With a little over three hours until sunrise, Sam Houston State pole vaulter Garrett Larson, a construction management major, awoke at his Huntsville residence, got ready, and made the hour trip south to Houston to beat the summer heat and fulfill his construction internship.
For a promising athlete three months from beginning his junior year, it was that moment, and those moments over the continuing weeks, that put everything into perspective.
“Last year was a super rough year for me,” Larson said. “There were days of practice I would just about quit. I really wasn’t sure what I was doing here anymore. I ended up getting a job working construction and what I learned was you can’t grow up too fast.
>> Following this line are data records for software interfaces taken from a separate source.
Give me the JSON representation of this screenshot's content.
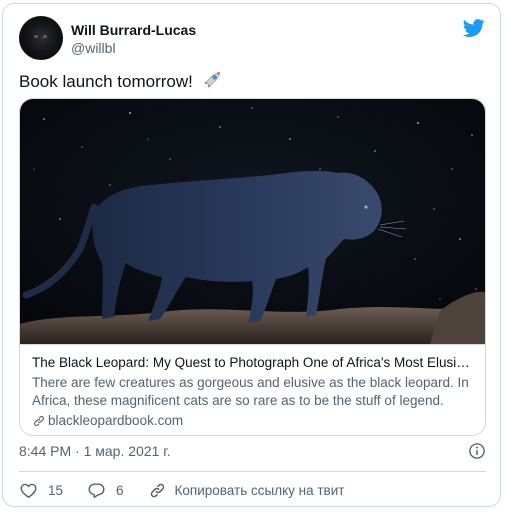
{
  "author": {
    "display_name": "Will Burrard-Lucas",
    "handle": "@willbl"
  },
  "tweet": {
    "text": "Book launch tomorrow!",
    "emoji": "rocket-icon"
  },
  "card": {
    "image_alt": "black leopard at night under starry sky",
    "title": "The Black Leopard: My Quest to Photograph One of Africa's Most Elusive…",
    "description": "There are few creatures as gorgeous and elusive as the black leopard. In Africa, these magnificent cats are so rare as to be the stuff of legend. This…",
    "domain": "blackleopardbook.com"
  },
  "meta": {
    "timestamp": "8:44 PM · 1 мар. 2021 г."
  },
  "actions": {
    "likes": "15",
    "replies": "6",
    "copy_link_label": "Копировать ссылку на твит"
  },
  "colors": {
    "brand": "#1d9bf0",
    "secondary_text": "#536471",
    "border": "#cfd9de"
  },
  "icons": [
    "twitter-bird-icon",
    "rocket-icon",
    "link-icon",
    "info-icon",
    "heart-icon",
    "reply-icon",
    "copy-link-icon"
  ]
}
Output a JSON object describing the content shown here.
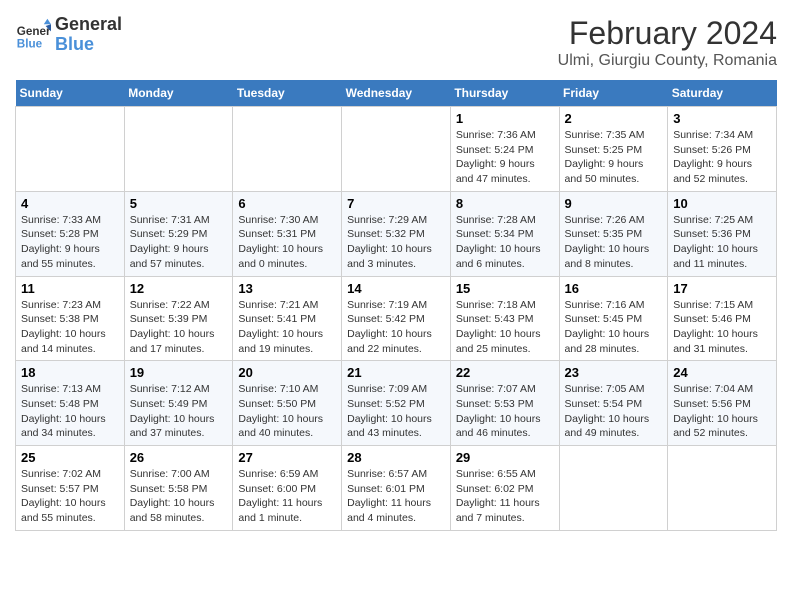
{
  "header": {
    "logo_line1": "General",
    "logo_line2": "Blue",
    "title": "February 2024",
    "subtitle": "Ulmi, Giurgiu County, Romania"
  },
  "days_of_week": [
    "Sunday",
    "Monday",
    "Tuesday",
    "Wednesday",
    "Thursday",
    "Friday",
    "Saturday"
  ],
  "weeks": [
    [
      {
        "num": "",
        "info": ""
      },
      {
        "num": "",
        "info": ""
      },
      {
        "num": "",
        "info": ""
      },
      {
        "num": "",
        "info": ""
      },
      {
        "num": "1",
        "info": "Sunrise: 7:36 AM\nSunset: 5:24 PM\nDaylight: 9 hours and 47 minutes."
      },
      {
        "num": "2",
        "info": "Sunrise: 7:35 AM\nSunset: 5:25 PM\nDaylight: 9 hours and 50 minutes."
      },
      {
        "num": "3",
        "info": "Sunrise: 7:34 AM\nSunset: 5:26 PM\nDaylight: 9 hours and 52 minutes."
      }
    ],
    [
      {
        "num": "4",
        "info": "Sunrise: 7:33 AM\nSunset: 5:28 PM\nDaylight: 9 hours and 55 minutes."
      },
      {
        "num": "5",
        "info": "Sunrise: 7:31 AM\nSunset: 5:29 PM\nDaylight: 9 hours and 57 minutes."
      },
      {
        "num": "6",
        "info": "Sunrise: 7:30 AM\nSunset: 5:31 PM\nDaylight: 10 hours and 0 minutes."
      },
      {
        "num": "7",
        "info": "Sunrise: 7:29 AM\nSunset: 5:32 PM\nDaylight: 10 hours and 3 minutes."
      },
      {
        "num": "8",
        "info": "Sunrise: 7:28 AM\nSunset: 5:34 PM\nDaylight: 10 hours and 6 minutes."
      },
      {
        "num": "9",
        "info": "Sunrise: 7:26 AM\nSunset: 5:35 PM\nDaylight: 10 hours and 8 minutes."
      },
      {
        "num": "10",
        "info": "Sunrise: 7:25 AM\nSunset: 5:36 PM\nDaylight: 10 hours and 11 minutes."
      }
    ],
    [
      {
        "num": "11",
        "info": "Sunrise: 7:23 AM\nSunset: 5:38 PM\nDaylight: 10 hours and 14 minutes."
      },
      {
        "num": "12",
        "info": "Sunrise: 7:22 AM\nSunset: 5:39 PM\nDaylight: 10 hours and 17 minutes."
      },
      {
        "num": "13",
        "info": "Sunrise: 7:21 AM\nSunset: 5:41 PM\nDaylight: 10 hours and 19 minutes."
      },
      {
        "num": "14",
        "info": "Sunrise: 7:19 AM\nSunset: 5:42 PM\nDaylight: 10 hours and 22 minutes."
      },
      {
        "num": "15",
        "info": "Sunrise: 7:18 AM\nSunset: 5:43 PM\nDaylight: 10 hours and 25 minutes."
      },
      {
        "num": "16",
        "info": "Sunrise: 7:16 AM\nSunset: 5:45 PM\nDaylight: 10 hours and 28 minutes."
      },
      {
        "num": "17",
        "info": "Sunrise: 7:15 AM\nSunset: 5:46 PM\nDaylight: 10 hours and 31 minutes."
      }
    ],
    [
      {
        "num": "18",
        "info": "Sunrise: 7:13 AM\nSunset: 5:48 PM\nDaylight: 10 hours and 34 minutes."
      },
      {
        "num": "19",
        "info": "Sunrise: 7:12 AM\nSunset: 5:49 PM\nDaylight: 10 hours and 37 minutes."
      },
      {
        "num": "20",
        "info": "Sunrise: 7:10 AM\nSunset: 5:50 PM\nDaylight: 10 hours and 40 minutes."
      },
      {
        "num": "21",
        "info": "Sunrise: 7:09 AM\nSunset: 5:52 PM\nDaylight: 10 hours and 43 minutes."
      },
      {
        "num": "22",
        "info": "Sunrise: 7:07 AM\nSunset: 5:53 PM\nDaylight: 10 hours and 46 minutes."
      },
      {
        "num": "23",
        "info": "Sunrise: 7:05 AM\nSunset: 5:54 PM\nDaylight: 10 hours and 49 minutes."
      },
      {
        "num": "24",
        "info": "Sunrise: 7:04 AM\nSunset: 5:56 PM\nDaylight: 10 hours and 52 minutes."
      }
    ],
    [
      {
        "num": "25",
        "info": "Sunrise: 7:02 AM\nSunset: 5:57 PM\nDaylight: 10 hours and 55 minutes."
      },
      {
        "num": "26",
        "info": "Sunrise: 7:00 AM\nSunset: 5:58 PM\nDaylight: 10 hours and 58 minutes."
      },
      {
        "num": "27",
        "info": "Sunrise: 6:59 AM\nSunset: 6:00 PM\nDaylight: 11 hours and 1 minute."
      },
      {
        "num": "28",
        "info": "Sunrise: 6:57 AM\nSunset: 6:01 PM\nDaylight: 11 hours and 4 minutes."
      },
      {
        "num": "29",
        "info": "Sunrise: 6:55 AM\nSunset: 6:02 PM\nDaylight: 11 hours and 7 minutes."
      },
      {
        "num": "",
        "info": ""
      },
      {
        "num": "",
        "info": ""
      }
    ]
  ]
}
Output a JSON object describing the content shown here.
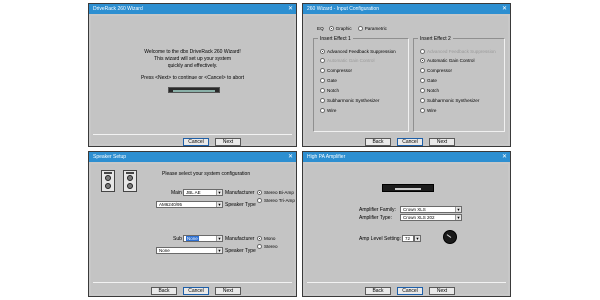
{
  "welcome": {
    "title": "DriveRack 260 Wizard",
    "lines": [
      "Welcome to the dbx DriveRack 260 Wizard!",
      "This wizard will set up your system",
      "quickly and effectively.",
      "Press <Next> to continue or <Cancel> to abort"
    ],
    "cancel": "Cancel",
    "next": "Next"
  },
  "input_config": {
    "title": "260 Wizard - Input Configuration",
    "mode_eq": "EQ",
    "mode_graphic": "Graphic",
    "mode_parametric": "Parametric",
    "effect1_label": "Insert Effect 1",
    "effect1_options": [
      "Advanced Feedback Suppression",
      "Automatic Gain Control",
      "Compressor",
      "Gate",
      "Notch",
      "Subharmonic Synthesizer",
      "Wire"
    ],
    "effect2_label": "Insert Effect 2",
    "effect2_options": [
      "Advanced Feedback Suppression",
      "Automatic Gain Control",
      "Compressor",
      "Gate",
      "Notch",
      "Subharmonic Synthesizer",
      "Wire"
    ],
    "back": "Back",
    "cancel": "Cancel",
    "next": "Next"
  },
  "speaker_setup": {
    "title": "Speaker Setup",
    "prompt": "Please select your system configuration",
    "main_label": "Main",
    "main_manufacturer": "JBL AE",
    "manufacturer_label": "Manufacturer",
    "main_type": "AM6240/95",
    "speaker_type_label": "Speaker Type",
    "stereo_biamp": "Stereo Bi-Amp",
    "stereo_triamp": "Stereo Tri-Amp",
    "sub_label": "Sub",
    "sub_manufacturer": "None",
    "sub_type": "None",
    "mono": "Mono",
    "stereo": "Stereo",
    "back": "Back",
    "cancel": "Cancel",
    "next": "Next"
  },
  "amplifier": {
    "title": "High PA Amplifier",
    "family_label": "Amplifier Family:",
    "family_value": "Crown XLS",
    "type_label": "Amplifier Type:",
    "type_value": "Crown XLS 202",
    "level_label": "Amp Level Setting:",
    "level_value": "72",
    "back": "Back",
    "cancel": "Cancel",
    "next": "Next"
  }
}
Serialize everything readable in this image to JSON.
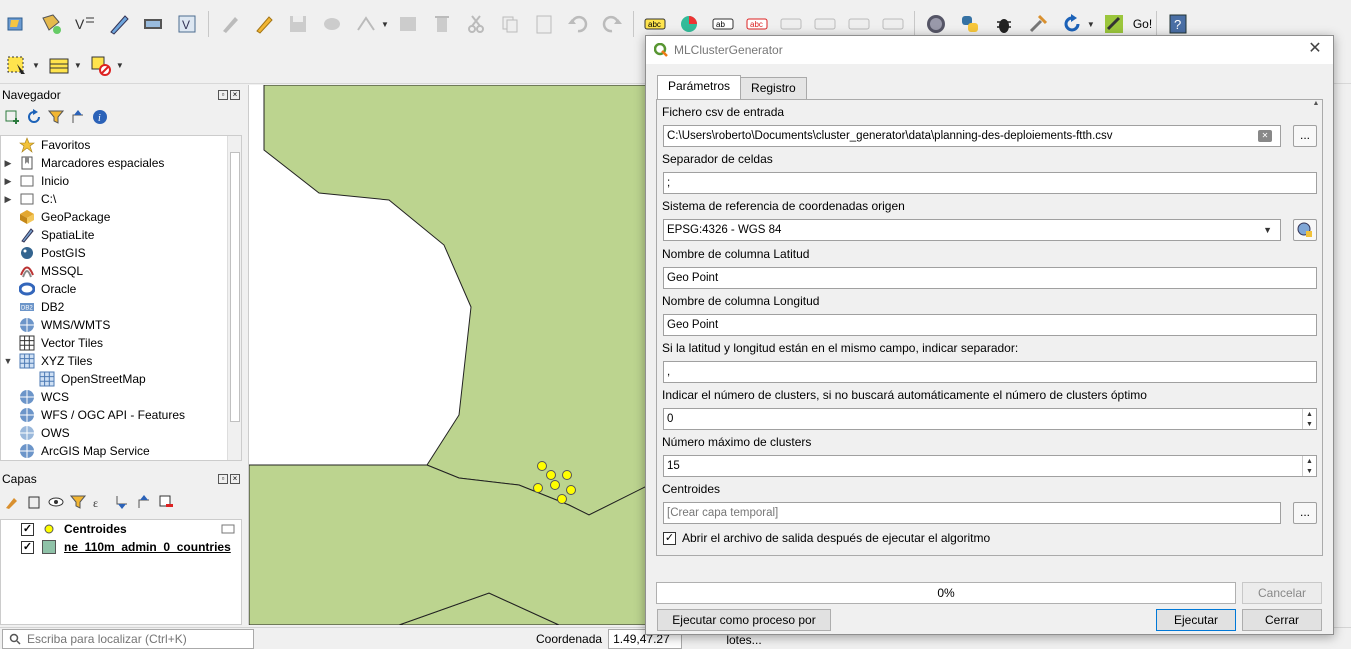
{
  "toolbar": {
    "go_label": "Go!"
  },
  "navigator": {
    "title": "Navegador",
    "items": [
      {
        "label": "Favoritos",
        "expandable": false,
        "icon": "star-icon"
      },
      {
        "label": "Marcadores espaciales",
        "expandable": true,
        "icon": "bookmarks-icon"
      },
      {
        "label": "Inicio",
        "expandable": true,
        "icon": "folder-icon"
      },
      {
        "label": "C:\\",
        "expandable": true,
        "icon": "folder-icon"
      },
      {
        "label": "GeoPackage",
        "expandable": false,
        "icon": "geopackage-icon"
      },
      {
        "label": "SpatiaLite",
        "expandable": false,
        "icon": "spatialite-icon"
      },
      {
        "label": "PostGIS",
        "expandable": false,
        "icon": "postgis-icon"
      },
      {
        "label": "MSSQL",
        "expandable": false,
        "icon": "mssql-icon"
      },
      {
        "label": "Oracle",
        "expandable": false,
        "icon": "oracle-icon"
      },
      {
        "label": "DB2",
        "expandable": false,
        "icon": "db2-icon"
      },
      {
        "label": "WMS/WMTS",
        "expandable": false,
        "icon": "wms-icon"
      },
      {
        "label": "Vector Tiles",
        "expandable": false,
        "icon": "vector-tiles-icon"
      },
      {
        "label": "XYZ Tiles",
        "expandable": true,
        "icon": "xyz-tiles-icon"
      },
      {
        "label": "OpenStreetMap",
        "expandable": false,
        "icon": "xyz-tiles-icon"
      },
      {
        "label": "WCS",
        "expandable": false,
        "icon": "wcs-icon"
      },
      {
        "label": "WFS / OGC API - Features",
        "expandable": false,
        "icon": "wfs-icon"
      },
      {
        "label": "OWS",
        "expandable": false,
        "icon": "ows-icon"
      },
      {
        "label": "ArcGIS Map Service",
        "expandable": false,
        "icon": "arcgis-icon"
      }
    ]
  },
  "layers": {
    "title": "Capas",
    "items": [
      {
        "label": "Centroides",
        "checked": true,
        "color": "#ffff00"
      },
      {
        "label": "ne_110m_admin_0_countries",
        "checked": true,
        "color": "#8fc2a8"
      }
    ]
  },
  "status": {
    "locator_placeholder": "Escriba para localizar (Ctrl+K)",
    "coord_label": "Coordenada",
    "coord_value": "1.49,47.27"
  },
  "dialog": {
    "title": "MLClusterGenerator",
    "tabs": [
      "Parámetros",
      "Registro"
    ],
    "fields": {
      "csv_label": "Fichero csv de entrada",
      "csv_value": "C:\\Users\\roberto\\Documents\\cluster_generator\\data\\planning-des-deploiements-ftth.csv",
      "sep_label": "Separador de celdas",
      "sep_value": ";",
      "crs_label": "Sistema de referencia de coordenadas origen",
      "crs_value": "EPSG:4326 - WGS 84",
      "lat_label": "Nombre de columna Latitud",
      "lat_value": "Geo Point",
      "lon_label": "Nombre de columna Longitud",
      "lon_value": "Geo Point",
      "samefield_label": "Si la latitud y longitud están en el mismo campo, indicar separador:",
      "samefield_value": ",",
      "nclusters_label": "Indicar el número de clusters, si no buscará automáticamente el número de clusters óptimo",
      "nclusters_value": "0",
      "maxclusters_label": "Número máximo de clusters",
      "maxclusters_value": "15",
      "centroids_label": "Centroides",
      "centroids_placeholder": "[Crear capa temporal]",
      "open_output_label": "Abrir el archivo de salida después de ejecutar el algoritmo",
      "ellipsis": "..."
    },
    "progress": "0%",
    "buttons": {
      "cancel": "Cancelar",
      "batch": "Ejecutar como proceso por lotes...",
      "run": "Ejecutar",
      "close": "Cerrar"
    }
  }
}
I am lucky enough to have the opportunity to be a college athlete and do something I enjoy.”
With a new outlook, the Brenham product has shined to open the 2016 indoor season. At the LSU Purple Tiger Invitational, Larson broke the school record, clearing 17 feet, 5 ½ inches, placing him No. 10 nationally. One week later, he grabbed the top spot at the Texas A&M Team Invitational.
“I don’t look at the records and standings,” Larson said. “It sound weird, and everyone has their own motivation, but when I go out, I am just pole vaulting for me. If I set a record or go up in the ranking on the way there, that’s great, but I am just here having fun. That’s what I learned over the summer – just enjoy it.”
Despite etching his name among the nation’s elite heading into the third meet, Larson was not particularly dominant at Brenham High School or highly recruited, but was offered a scholarship by Sam Houston based on the potential the Bearkats’ staff saw.
“He didn’t vault real well in high school but he had a good end to his senior year,” eighth-year track and field coach David Self said. “He cleared 14 feet, 6 inches, or somewhere in there and he probably hit 15-3 at the state meet but he has a lot of things you can’t coach.”
Larson, who was a multi-sport athlete in high school, and drew a look from the Kats based on his 6-1 stature and speed, was invited to the Huntsville campus, where he immediately clicked with the staff and their way of coaching.
“Our coaches don’t talk down to you or yell at you,” Larson said. “They motivate you to push yourself and that’s how I train. They showed that they did that really well when I came on my recruiting trip and that’s when I realized I wanted to be here.”
Included in the coaching mix is pole vaulting coach Cutter Bernhard, a former three-year team captain for the Bearkats as a vaulter, and as a 2012 graduate of the program, someone who has served more of a big brother role for Larson.
“He’s a great kid and I say ‘kid,’ but he’s not that much younger than I am,” Bernhard said. “We get along very well. It’s more of a big brother-little brother relationship. He’s one of the easiest people to coach. With him, it’s more about working at it together, coming up with a conclusion and moving forward together.”
With the demands that come along with being a student-athlete, including the constant mental and physical drive associated with focusing on one event, Larson credits Bernhard with his ability to make the experience an enjoyable one.
“I can definitely say I wouldn’t be where I am today without Cutter,” Larson said. “He’s brought me a long way. I remember one summer, we did a lot of training together, traveling to meets together and became friends. It helps in the training process and makes practice easier, more fun and that’s what it comes down to.”
As a kid who was talented in doing tricks on the trampoline, Larson sought his mother’s advice and gave the pole vault a shot in eighth grade. His experience and success in the event have grown over the years, while the reason for competing has been constant.
“When you do something for eight years, you’ve got to have fun,” said Larson. “I enjoy it so much, I am just doing it for a good time.”
Sam Houston closes out the indoor season Feb. 15-16 at the Southland Conference championships from the Birmingham CrossPlex in Birmingham, Ala.